Happy New Year, may the season ahead be one of the very best for you. One way that I enjoy these shorter days, almost as a ritual for the first few days off my new year, is to ponder and plan for the spring season. Albeit it may be a bit gloomy looking at the garden through frosted windows, but it really is an excellent time to study the bones of the landscape, as I have referenced previously. The depth of snow in my region of Canada dictates how vivid my imagination must be, perhaps the same for you. Take a good long look, settle back in a comfy chair with your laptop or tablet and start to plan. The online catalogues are delightful and in many cases just a bit sinful, as there are so many choices. One of my New Year’s resolutions was to exercise a little control when it comes to selection… We’ll see about that! In that the perennial selection in my rear garden is not as rich as I would like, I plan to concentrate on one section that gets fair to moderate sunlight. Taking into account that the bordering trees are leafless, and my neighbours had their trees pruned, the light may well be improved this spring. Actually, it’s not a silly as it may sound, many folks don’t realize or rather overlook the fact that deciduous trees have leaves in the summer and their underlying gardens in the early spring are actually sunny rather than the shade of the growing season. This may well be the best location to plant Heuchera, one of my all time favourite perennials. There are literally hundreds of varieties of choose from in a myriad of colours, textures and venation. Relative to their rather spectacular foliage, the Heucheras have much less to offer in the floral department. The flowers are typically tall, thin and loaded with tiny bell-shaped flowers ranging from white through stages of pink to red. I must admit that I usually snip the bloom stalks as soon as I see them emerge allowing any energy to be directed to the mounding habit of the foliage. Given the range of colours, I am planning to mix and match predominantly on what I term, Autumn colours, deep reds and burgundy with vibrant yellow and even one with chartruese foliage variety for spark. A good tip if you are just starting to garden is to plan to install the brighter colours further back in the garden rather than up front, this delivers depth for the viewer. The varieties that made this years list are: Companions that do exceptionally well with Heuchera are their first cousins the Tiarella. These adaptable workhorses of the garden take very similar soil and light conditions and are very resilient if you are a novice gardener. The mounding habit as well as textured foliage and skimpy blossoms places them as a doppelgänger for Heuchera often times. I have grown them in containers with no problem, so if you are a balcony garden or are simply out of room, an excellent choice. Happy planning and remember to make good decisions.

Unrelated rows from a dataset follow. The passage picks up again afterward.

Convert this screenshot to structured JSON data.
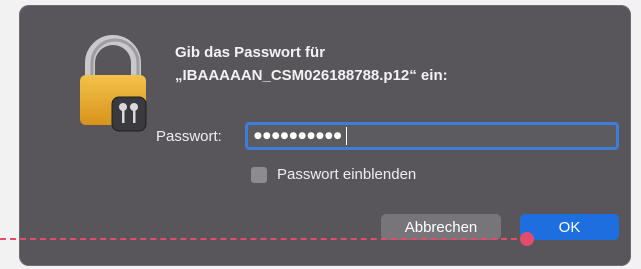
{
  "dialog": {
    "prompt_line1": "Gib das Passwort für",
    "prompt_line2": "„IBAAAAAN_CSM026188788.p12“ ein:",
    "lock_icon": "keychain-lock-icon"
  },
  "password": {
    "label": "Passwort:",
    "masked_value": "●●●●●●●●●●"
  },
  "show_password": {
    "label": "Passwort einblenden",
    "checked": false
  },
  "buttons": {
    "cancel_label": "Abbrechen",
    "ok_label": "OK"
  },
  "colors": {
    "dialog_bg": "#58565b",
    "accent": "#1d6fe0",
    "annotation": "#e44c6c"
  }
}
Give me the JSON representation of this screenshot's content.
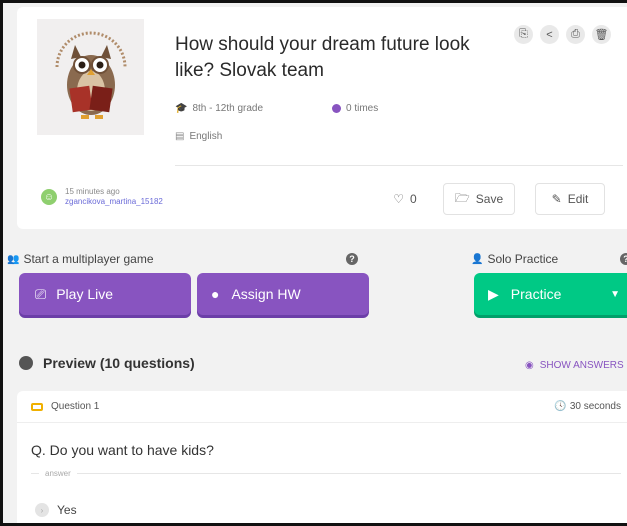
{
  "quiz": {
    "title": "How should your dream future look like? Slovak team",
    "grade": "8th - 12th grade",
    "plays": "0 times",
    "language": "English",
    "author_time": "15 minutes ago",
    "author_name": "zgancikova_martina_15182",
    "likes": "0",
    "save_label": "Save",
    "edit_label": "Edit",
    "image_text": "ZÁKLADNÁ ŠKOLA MICHALA TIBENSKÉHO"
  },
  "play": {
    "multiplayer_label": "Start a multiplayer game",
    "solo_label": "Solo Practice",
    "play_live_label": "Play Live",
    "assign_hw_label": "Assign HW",
    "practice_label": "Practice"
  },
  "preview": {
    "heading": "Preview (10 questions)",
    "show_answers": "SHOW ANSWERS"
  },
  "question": {
    "label": "Question 1",
    "time": "30 seconds",
    "text": "Q. Do you want to have kids?",
    "answer_label": "answer",
    "options": [
      "Yes"
    ]
  },
  "colors": {
    "accent_purple": "#8854c0",
    "practice_green": "#00c985",
    "question_icon": "#f0b000"
  }
}
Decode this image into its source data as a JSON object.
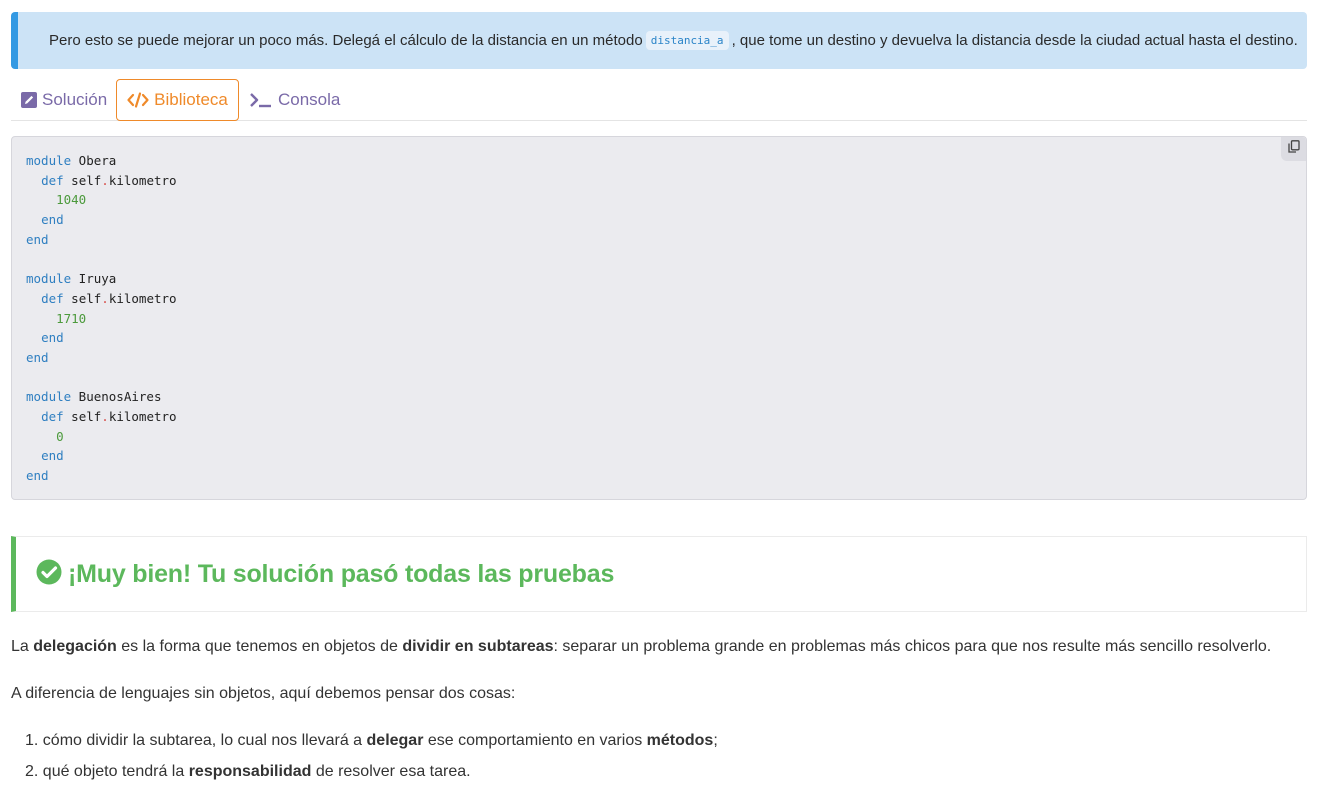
{
  "info": {
    "text_before": "Pero esto se puede mejorar un poco más. Delegá el cálculo de la distancia en un método",
    "code": "distancia_a",
    "text_after": ", que tome un destino y devuelva la distancia desde la ciudad actual hasta el destino."
  },
  "tabs": [
    {
      "label": "Solución",
      "icon": "pencil-square-icon"
    },
    {
      "label": "Biblioteca",
      "icon": "code-icon",
      "active": true
    },
    {
      "label": "Consola",
      "icon": "terminal-icon"
    }
  ],
  "code_lines": [
    {
      "kw": "module",
      "rest": " Obera"
    },
    {
      "indent": "  ",
      "kw": "def",
      "obj": " self",
      "dot": ".",
      "meth": "kilometro"
    },
    {
      "indent": "    ",
      "num": "1040"
    },
    {
      "indent": "  ",
      "kw": "end"
    },
    {
      "kw": "end"
    },
    {},
    {
      "kw": "module",
      "rest": " Iruya"
    },
    {
      "indent": "  ",
      "kw": "def",
      "obj": " self",
      "dot": ".",
      "meth": "kilometro"
    },
    {
      "indent": "    ",
      "num": "1710"
    },
    {
      "indent": "  ",
      "kw": "end"
    },
    {
      "kw": "end"
    },
    {},
    {
      "kw": "module",
      "rest": " BuenosAires"
    },
    {
      "indent": "  ",
      "kw": "def",
      "obj": " self",
      "dot": ".",
      "meth": "kilometro"
    },
    {
      "indent": "    ",
      "num": "0"
    },
    {
      "indent": "  ",
      "kw": "end"
    },
    {
      "kw": "end"
    }
  ],
  "success": {
    "title": "¡Muy bien! Tu solución pasó todas las pruebas"
  },
  "explanation": {
    "p1": {
      "a": "La ",
      "b1": "delegación",
      "c": " es la forma que tenemos en objetos de ",
      "b2": "dividir en subtareas",
      "d": ": separar un problema grande en problemas más chicos para que nos resulte más sencillo resolverlo."
    },
    "p2": "A diferencia de lenguajes sin objetos, aquí debemos pensar dos cosas:",
    "list": [
      {
        "num": "1.",
        "a": " cómo dividir la subtarea, lo cual nos llevará a ",
        "b1": "delegar",
        "c": " ese comportamiento en varios ",
        "b2": "métodos",
        "d": ";"
      },
      {
        "num": "2.",
        "a": " qué objeto tendrá la ",
        "b1": "responsabilidad",
        "c": " de resolver esa tarea.",
        "b2": "",
        "d": ""
      }
    ]
  },
  "colors": {
    "accent_orange": "#ef8a2a",
    "info_blue": "#3399e3",
    "success_green": "#5cb85c",
    "tab_purple": "#7a6aa8"
  }
}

This month is a great time to photograph your landscape/garden. Although typically lacking colour and pizzazz during the winter months, the images will give you a clear picture of what foundation plantings could be enhanced. Which shrubs to prune, what clump to move and locate where and so on. Just because your garden is asleep doesn’t mean that the work of the gardener is over.